I was heartsick at the loss of the team, but I am so much more grateful than I am sorry. They gave me words and time and experience. That’s what I might have told them if there had been one last media scrum.
There was one of course, as usual, after that last home game I didn’t know was the last, at Curcio’s desk in the coaches’ office. We asked questions about the game, about the new player, standing with our backs to assistant coach Kyle Paige’s desk. A tv screen on the wall behind us showed some game or another on mute. Then we were huddled in the narrow, bright hallway, getting quotes from players in front of the black curtain that shielded the way to the dressing room and medical treatment room. The treatment room where we had conducted some interviews, with Morrison in the ice tub, or Beskorowany flat on his back on a table.
That black curtain was new this season, so the guys didn’t have to scamper back and forth from shower to locker room, in view of the press. We stood there, talking about the game, this goal, that momentum swing, the final comeback. All ending in “thank you” before the player disappeared behind the curtain again.
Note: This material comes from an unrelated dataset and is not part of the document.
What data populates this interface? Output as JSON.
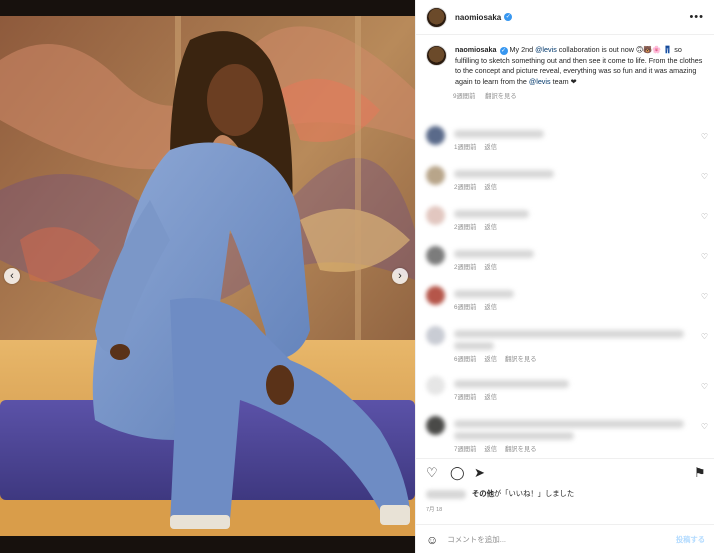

That was it, the last media scrum for the San Francisco Bulls, just like any other.
Why would there be another one? What more is there to say? The Bulls are gone, leaving behind memories… and a whole lot of collectible fan gear.
I remember my first player interview, sitting on folding chairs with Jordan Morrison, in the dark Cow Palace tunnel after a practice. I asked poorly planned questions, then did an inadequate write up. Another time, writers stood in that tunnel doing post-game interviews while the players gathered with the Utah Grizzlies outside the dressing rooms. The Bulls were catching up with friends, getting ready to go out. Between questions, we studied the condition of Scott Langdon’s hands. He had fought that night.
In that first interview, Morrison described the recurrent theme in all this. He said that he went wherever the wind may carry him. I hope he lands well and prospers. I hope they all do, in Fresno or elsewhere.
It is a fine thing to know that what is born will thrive, that your team, win or lose, will be back next season to try again. That is an illusion, of course. Whether by little changes or massive upheavals, rebuilds or relocation, nothing stays the same. When the Bulls came to San Francisco, I had attended exactly one minor league hockey game. Now I have followed a team from the cradle to the grave.
What a whirlwind it was. I marvel at the chutzpah it takes to embark on such a venture. I sympathize with those who were disrupted, relocated and hurt by the failure. I know there was money lost, hopes were crushed, time and effort spent and gone. I feel slightly guilty saying only: thank you.